A: What I carry around in my mental book from that is, first, Elizabeth was the queen of television at that time on “Bewitched,” and she was the sweetest person, both feet on the ground, so wonderful.
I remember that morning we had all this ice water on the ground, and I’m sure her feet were freezing, but she never complained. We got to the platform to do the broadcast, and maybe it was eight steps to get up there, and all of the sudden she stopped and froze. I said, “What’s wrong?” She said, “I have a terrible fear of heights.” And this wasn’t very high. I’d done golf tournaments where we’d climb a tower maybe 20 feet high. This might have only been eight feet off the ground.
So I said, “OK, walk behind me, put your face into the small of my back and put your arms around me.” Which wasn’t a bad assignment for me (laughing). She hugged me for dear life as she negotiated the steps with her eyes closed, we got to the table, sat down, turned toward the open space, and we were all OK. That’s the last thing any of us thought would happen just moments before going on the air. But for some reason, she was bewitched by heights.

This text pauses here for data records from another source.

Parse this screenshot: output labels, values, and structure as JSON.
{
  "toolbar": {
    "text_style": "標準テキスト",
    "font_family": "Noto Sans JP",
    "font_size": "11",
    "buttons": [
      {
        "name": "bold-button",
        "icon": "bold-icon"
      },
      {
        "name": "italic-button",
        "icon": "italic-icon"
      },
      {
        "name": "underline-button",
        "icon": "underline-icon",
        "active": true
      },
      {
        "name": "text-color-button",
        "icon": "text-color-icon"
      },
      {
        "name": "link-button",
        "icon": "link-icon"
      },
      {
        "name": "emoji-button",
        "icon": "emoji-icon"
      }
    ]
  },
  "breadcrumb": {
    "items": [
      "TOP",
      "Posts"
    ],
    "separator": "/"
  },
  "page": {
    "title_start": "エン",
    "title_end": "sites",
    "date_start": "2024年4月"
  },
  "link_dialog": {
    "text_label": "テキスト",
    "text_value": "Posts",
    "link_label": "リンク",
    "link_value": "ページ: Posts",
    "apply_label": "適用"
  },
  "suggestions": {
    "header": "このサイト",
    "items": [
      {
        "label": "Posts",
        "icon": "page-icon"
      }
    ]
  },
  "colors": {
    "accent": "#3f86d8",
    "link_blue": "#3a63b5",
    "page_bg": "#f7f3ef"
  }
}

As for the parade, the fun part was doing the research. They gave us this large binder that had all the floats described in them. But I enjoyed doing more research. There was one float from China with all these dragons on it, and that piqued my curiosity. “Why is it that we always talk about dragons and China?” There was one person at the network so impressed with all that extra research that she asked if she could have my notebook for a future broadcast. I probably should have kept it as a memento, but I just gave it away.
Q: Can you believe how detailed and mechanically advanced these floats have become over the years?
A: Some of the floats that have won all kinds of awards in the past, I’m kind of flabbergasted at what they’re able to do with them.
Q: Part of the job is to also flip the coin before kickoff at the Rose Bowl. Did you ever want to broadcast a Rose Bowl Game?
A: No, not really. I think I’ve only been to one game — when UCLA played Minnesota (in 1962). I was asked to be the toastmaster for the Rose Bowl lunch, and Bruins coach Bill Barnes was there and all his players. I think I went to the game for a little while, but didn’t stay the whole time.
Q: How do you envision the experience of being the grand marshal?
A: I don’t expect to be on camera much, just give one big wave and that’ll do it, right? It’s not as if I’ll be jumping from one float to another like Groucho Marx (laughing).
Q: Just as long as you take the time to stop and smell the roses, right?
A: Every day of my life I do that, for sure.